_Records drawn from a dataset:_
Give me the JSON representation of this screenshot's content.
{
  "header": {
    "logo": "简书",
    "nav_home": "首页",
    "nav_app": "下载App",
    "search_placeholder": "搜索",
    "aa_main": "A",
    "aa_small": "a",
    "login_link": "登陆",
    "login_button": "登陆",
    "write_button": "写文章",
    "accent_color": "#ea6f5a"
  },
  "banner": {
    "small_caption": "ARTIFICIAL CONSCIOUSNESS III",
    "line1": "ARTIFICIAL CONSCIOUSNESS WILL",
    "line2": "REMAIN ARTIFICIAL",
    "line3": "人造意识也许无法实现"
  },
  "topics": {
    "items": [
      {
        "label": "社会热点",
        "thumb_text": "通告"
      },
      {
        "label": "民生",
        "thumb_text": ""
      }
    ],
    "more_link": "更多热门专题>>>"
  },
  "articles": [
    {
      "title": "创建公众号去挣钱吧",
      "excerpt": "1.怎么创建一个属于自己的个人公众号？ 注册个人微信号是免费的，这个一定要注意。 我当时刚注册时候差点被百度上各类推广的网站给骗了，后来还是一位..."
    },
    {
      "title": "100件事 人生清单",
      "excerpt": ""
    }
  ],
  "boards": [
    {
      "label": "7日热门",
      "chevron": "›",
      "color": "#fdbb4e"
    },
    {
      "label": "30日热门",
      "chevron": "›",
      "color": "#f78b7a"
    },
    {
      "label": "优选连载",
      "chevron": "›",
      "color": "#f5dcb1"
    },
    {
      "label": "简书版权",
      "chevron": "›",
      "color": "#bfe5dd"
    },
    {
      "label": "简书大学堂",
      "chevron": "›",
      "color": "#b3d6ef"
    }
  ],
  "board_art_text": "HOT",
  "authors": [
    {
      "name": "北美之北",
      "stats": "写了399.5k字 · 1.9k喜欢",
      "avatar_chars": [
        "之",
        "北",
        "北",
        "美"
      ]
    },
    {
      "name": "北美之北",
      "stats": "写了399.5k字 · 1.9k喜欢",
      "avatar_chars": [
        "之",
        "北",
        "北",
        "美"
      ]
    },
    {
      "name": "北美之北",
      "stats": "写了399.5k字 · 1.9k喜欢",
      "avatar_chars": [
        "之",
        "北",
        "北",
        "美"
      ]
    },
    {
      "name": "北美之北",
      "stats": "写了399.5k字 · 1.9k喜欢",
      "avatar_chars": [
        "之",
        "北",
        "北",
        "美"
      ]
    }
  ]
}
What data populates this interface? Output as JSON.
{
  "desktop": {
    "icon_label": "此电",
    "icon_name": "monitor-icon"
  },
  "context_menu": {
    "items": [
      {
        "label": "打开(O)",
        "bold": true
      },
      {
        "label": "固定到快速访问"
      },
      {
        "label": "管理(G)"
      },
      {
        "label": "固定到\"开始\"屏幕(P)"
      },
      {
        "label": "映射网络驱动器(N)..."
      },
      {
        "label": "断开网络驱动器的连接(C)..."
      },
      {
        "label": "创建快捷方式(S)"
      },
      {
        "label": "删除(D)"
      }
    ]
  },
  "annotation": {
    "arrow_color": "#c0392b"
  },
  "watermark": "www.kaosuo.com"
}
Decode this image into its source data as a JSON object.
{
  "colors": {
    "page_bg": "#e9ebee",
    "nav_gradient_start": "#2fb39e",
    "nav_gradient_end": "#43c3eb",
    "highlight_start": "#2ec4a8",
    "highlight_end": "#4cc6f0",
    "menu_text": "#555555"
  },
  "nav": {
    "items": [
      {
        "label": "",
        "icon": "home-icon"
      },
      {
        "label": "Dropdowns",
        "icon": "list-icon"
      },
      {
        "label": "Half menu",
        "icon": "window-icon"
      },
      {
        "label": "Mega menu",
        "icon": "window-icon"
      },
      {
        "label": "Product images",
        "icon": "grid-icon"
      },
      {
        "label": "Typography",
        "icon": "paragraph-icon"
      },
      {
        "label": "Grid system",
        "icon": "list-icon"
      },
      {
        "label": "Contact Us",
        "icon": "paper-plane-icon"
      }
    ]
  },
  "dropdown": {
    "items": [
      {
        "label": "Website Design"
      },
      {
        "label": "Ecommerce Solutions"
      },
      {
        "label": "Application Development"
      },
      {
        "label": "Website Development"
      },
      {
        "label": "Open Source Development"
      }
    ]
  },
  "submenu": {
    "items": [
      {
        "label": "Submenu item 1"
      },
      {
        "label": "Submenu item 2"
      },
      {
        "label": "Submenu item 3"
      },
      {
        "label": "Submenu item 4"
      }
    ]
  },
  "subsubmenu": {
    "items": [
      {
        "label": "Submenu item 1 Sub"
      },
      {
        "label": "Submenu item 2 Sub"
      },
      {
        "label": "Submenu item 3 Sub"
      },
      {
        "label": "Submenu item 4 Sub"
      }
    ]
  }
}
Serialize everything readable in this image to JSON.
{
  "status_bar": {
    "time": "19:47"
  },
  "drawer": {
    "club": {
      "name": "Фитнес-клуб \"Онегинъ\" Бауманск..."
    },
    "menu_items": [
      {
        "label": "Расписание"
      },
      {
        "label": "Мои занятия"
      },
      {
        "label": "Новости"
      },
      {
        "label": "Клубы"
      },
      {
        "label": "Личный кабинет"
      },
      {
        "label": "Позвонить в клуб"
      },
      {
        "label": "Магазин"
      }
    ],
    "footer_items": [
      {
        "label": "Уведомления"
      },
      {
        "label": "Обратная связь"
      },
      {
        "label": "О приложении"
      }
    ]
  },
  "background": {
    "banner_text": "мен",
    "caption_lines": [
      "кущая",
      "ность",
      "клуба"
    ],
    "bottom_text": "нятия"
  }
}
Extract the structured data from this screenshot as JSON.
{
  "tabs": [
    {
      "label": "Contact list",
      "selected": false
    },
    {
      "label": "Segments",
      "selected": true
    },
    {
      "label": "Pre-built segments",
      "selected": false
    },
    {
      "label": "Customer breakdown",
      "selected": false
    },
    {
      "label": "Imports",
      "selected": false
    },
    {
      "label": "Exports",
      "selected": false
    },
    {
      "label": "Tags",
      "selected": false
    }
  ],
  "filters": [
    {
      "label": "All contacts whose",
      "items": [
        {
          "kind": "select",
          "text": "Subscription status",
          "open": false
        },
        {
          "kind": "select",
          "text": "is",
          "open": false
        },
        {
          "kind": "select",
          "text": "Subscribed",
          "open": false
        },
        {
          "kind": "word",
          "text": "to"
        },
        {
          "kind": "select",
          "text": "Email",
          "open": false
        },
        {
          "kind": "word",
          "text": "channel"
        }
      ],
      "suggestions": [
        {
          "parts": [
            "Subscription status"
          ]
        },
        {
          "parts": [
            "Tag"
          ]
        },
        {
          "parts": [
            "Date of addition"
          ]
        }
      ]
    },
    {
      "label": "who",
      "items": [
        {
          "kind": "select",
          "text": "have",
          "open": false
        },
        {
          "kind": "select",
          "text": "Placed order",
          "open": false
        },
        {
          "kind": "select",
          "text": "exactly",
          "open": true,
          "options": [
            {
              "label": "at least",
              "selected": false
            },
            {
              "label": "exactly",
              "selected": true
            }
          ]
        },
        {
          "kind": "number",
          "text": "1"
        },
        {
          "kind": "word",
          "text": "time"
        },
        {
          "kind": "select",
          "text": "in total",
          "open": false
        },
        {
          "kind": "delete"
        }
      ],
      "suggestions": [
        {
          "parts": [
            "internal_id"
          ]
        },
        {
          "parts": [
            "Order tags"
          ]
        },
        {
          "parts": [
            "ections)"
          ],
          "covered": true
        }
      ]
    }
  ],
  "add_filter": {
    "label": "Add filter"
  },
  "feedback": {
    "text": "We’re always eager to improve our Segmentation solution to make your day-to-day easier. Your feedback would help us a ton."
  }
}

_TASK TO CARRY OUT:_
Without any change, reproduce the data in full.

_SOLUTION:_
Give me the JSON representation of this screenshot's content.
{
  "header": {
    "logo": "简书",
    "nav_home": "首页",
    "nav_app": "下载App",
    "search_placeholder": "搜索",
    "aa_main": "A",
    "aa_small": "a",
    "login_link": "登陆",
    "login_button": "登陆",
    "write_button": "写文章",
    "accent_color": "#ea6f5a"
  },
  "banner": {
    "small_caption": "ARTIFICIAL CONSCIOUSNESS III",
    "line1": "ARTIFICIAL CONSCIOUSNESS WILL",
    "line2": "REMAIN ARTIFICIAL",
    "line3": "人造意识也许无法实现"
  },
  "topics": {
    "items": [
      {
        "label": "社会热点",
        "thumb_text": "通告"
      },
      {
        "label": "民生",
        "thumb_text": ""
      }
    ],
    "more_link": "更多热门专题>>>"
  },
  "articles": [
    {
      "title": "创建公众号去挣钱吧",
      "excerpt": "1.怎么创建一个属于自己的个人公众号？ 注册个人微信号是免费的，这个一定要注意。 我当时刚注册时候差点被百度上各类推广的网站给骗了，后来还是一位..."
    },
    {
      "title": "100件事 人生清单",
      "excerpt": ""
    }
  ],
  "boards": [
    {
      "label": "7日热门",
      "chevron": "›",
      "color": "#fdbb4e"
    },
    {
      "label": "30日热门",
      "chevron": "›",
      "color": "#f78b7a"
    },
    {
      "label": "优选连载",
      "chevron": "›",
      "color": "#f5dcb1"
    },
    {
      "label": "简书版权",
      "chevron": "›",
      "color": "#bfe5dd"
    },
    {
      "label": "简书大学堂",
      "chevron": "›",
      "color": "#b3d6ef"
    }
  ],
  "board_art_text": "HOT",
  "authors": [
    {
      "name": "北美之北",
      "stats": "写了399.5k字 · 1.9k喜欢",
      "avatar_chars": [
        "之",
        "北",
        "北",
        "美"
      ]
    },
    {
      "name": "北美之北",
      "stats": "写了399.5k字 · 1.9k喜欢",
      "avatar_chars": [
        "之",
        "北",
        "北",
        "美"
      ]
    },
    {
      "name": "北美之北",
      "stats": "写了399.5k字 · 1.9k喜欢",
      "avatar_chars": [
        "之",
        "北",
        "北",
        "美"
      ]
    },
    {
      "name": "北美之北",
      "stats": "写了399.5k字 · 1.9k喜欢",
      "avatar_chars": [
        "之",
        "北",
        "北",
        "美"
      ]
    }
  ]
}
What data populates this interface? Output as JSON.
{
  "desktop": {
    "icon_label": "此电",
    "icon_name": "monitor-icon"
  },
  "context_menu": {
    "items": [
      {
        "label": "打开(O)",
        "bold": true
      },
      {
        "label": "固定到快速访问"
      },
      {
        "label": "管理(G)"
      },
      {
        "label": "固定到\"开始\"屏幕(P)"
      },
      {
        "label": "映射网络驱动器(N)..."
      },
      {
        "label": "断开网络驱动器的连接(C)..."
      },
      {
        "label": "创建快捷方式(S)"
      },
      {
        "label": "删除(D)"
      }
    ]
  },
  "annotation": {
    "arrow_color": "#c0392b"
  },
  "watermark": "www.kaosuo.com"
}
Decode this image into its source data as a JSON object.
{
  "colors": {
    "page_bg": "#e9ebee",
    "nav_gradient_start": "#2fb39e",
    "nav_gradient_end": "#43c3eb",
    "highlight_start": "#2ec4a8",
    "highlight_end": "#4cc6f0",
    "menu_text": "#555555"
  },
  "nav": {
    "items": [
      {
        "label": "",
        "icon": "home-icon"
      },
      {
        "label": "Dropdowns",
        "icon": "list-icon"
      },
      {
        "label": "Half menu",
        "icon": "window-icon"
      },
      {
        "label": "Mega menu",
        "icon": "window-icon"
      },
      {
        "label": "Product images",
        "icon": "grid-icon"
      },
      {
        "label": "Typography",
        "icon": "paragraph-icon"
      },
      {
        "label": "Grid system",
        "icon": "list-icon"
      },
      {
        "label": "Contact Us",
        "icon": "paper-plane-icon"
      }
    ]
  },
  "dropdown": {
    "items": [
      {
        "label": "Website Design"
      },
      {
        "label": "Ecommerce Solutions"
      },
      {
        "label": "Application Development"
      },
      {
        "label": "Website Development"
      },
      {
        "label": "Open Source Development"
      }
    ]
  },
  "submenu": {
    "items": [
      {
        "label": "Submenu item 1"
      },
      {
        "label": "Submenu item 2"
      },
      {
        "label": "Submenu item 3"
      },
      {
        "label": "Submenu item 4"
      }
    ]
  },
  "subsubmenu": {
    "items": [
      {
        "label": "Submenu item 1 Sub"
      },
      {
        "label": "Submenu item 2 Sub"
      },
      {
        "label": "Submenu item 3 Sub"
      },
      {
        "label": "Submenu item 4 Sub"
      }
    ]
  }
}
Serialize everything readable in this image to JSON.
{
  "status_bar": {
    "time": "19:47"
  },
  "drawer": {
    "club": {
      "name": "Фитнес-клуб \"Онегинъ\" Бауманск..."
    },
    "menu_items": [
      {
        "label": "Расписание"
      },
      {
        "label": "Мои занятия"
      },
      {
        "label": "Новости"
      },
      {
        "label": "Клубы"
      },
      {
        "label": "Личный кабинет"
      },
      {
        "label": "Позвонить в клуб"
      },
      {
        "label": "Магазин"
      }
    ],
    "footer_items": [
      {
        "label": "Уведомления"
      },
      {
        "label": "Обратная связь"
      },
      {
        "label": "О приложении"
      }
    ]
  },
  "background": {
    "banner_text": "мен",
    "caption_lines": [
      "кущая",
      "ность",
      "клуба"
    ],
    "bottom_text": "нятия"
  }
}
Extract the structured data from this screenshot as JSON.
{
  "tabs": [
    {
      "label": "Contact list",
      "selected": false
    },
    {
      "label": "Segments",
      "selected": true
    },
    {
      "label": "Pre-built segments",
      "selected": false
    },
    {
      "label": "Customer breakdown",
      "selected": false
    },
    {
      "label": "Imports",
      "selected": false
    },
    {
      "label": "Exports",
      "selected": false
    },
    {
      "label": "Tags",
      "selected": false
    }
  ],
  "filters": [
    {
      "label": "All contacts whose",
      "items": [
        {
          "kind": "select",
          "text": "Subscription status",
          "open": false
        },
        {
          "kind": "select",
          "text": "is",
          "open": false
        },
        {
          "kind": "select",
          "text": "Subscribed",
          "open": false
        },
        {
          "kind": "word",
          "text": "to"
        },
        {
          "kind": "select",
          "text": "Email",
          "open": false
        },
        {
          "kind": "word",
          "text": "channel"
        }
      ],
      "suggestions": [
        {
          "parts": [
            "Subscription status"
          ]
        },
        {
          "parts": [
            "Tag"
          ]
        },
        {
          "parts": [
            "Date of addition"
          ]
        }
      ]
    },
    {
      "label": "who",
      "items": [
        {
          "kind": "select",
          "text": "have",
          "open": false
        },
        {
          "kind": "select",
          "text": "Placed order",
          "open": false
        },
        {
          "kind": "select",
          "text": "exactly",
          "open": true,
          "options": [
            {
              "label": "at least",
              "selected": false
            },
            {
              "label": "exactly",
              "selected": true
            }
          ]
        },
        {
          "kind": "number",
          "text": "1"
        },
        {
          "kind": "word",
          "text": "time"
        },
        {
          "kind": "select",
          "text": "in total",
          "open": false
        },
        {
          "kind": "delete"
        }
      ],
      "suggestions": [
        {
          "parts": [
            "internal_id"
          ]
        },
        {
          "parts": [
            "Order tags"
          ]
        },
        {
          "parts": [
            "ections)"
          ],
          "covered": true
        }
      ]
    }
  ],
  "add_filter": {
    "label": "Add filter"
  },
  "feedback": {
    "text": "We’re always eager to improve our Segmentation solution to make your day-to-day easier. Your feedback would help us a ton."
  }
}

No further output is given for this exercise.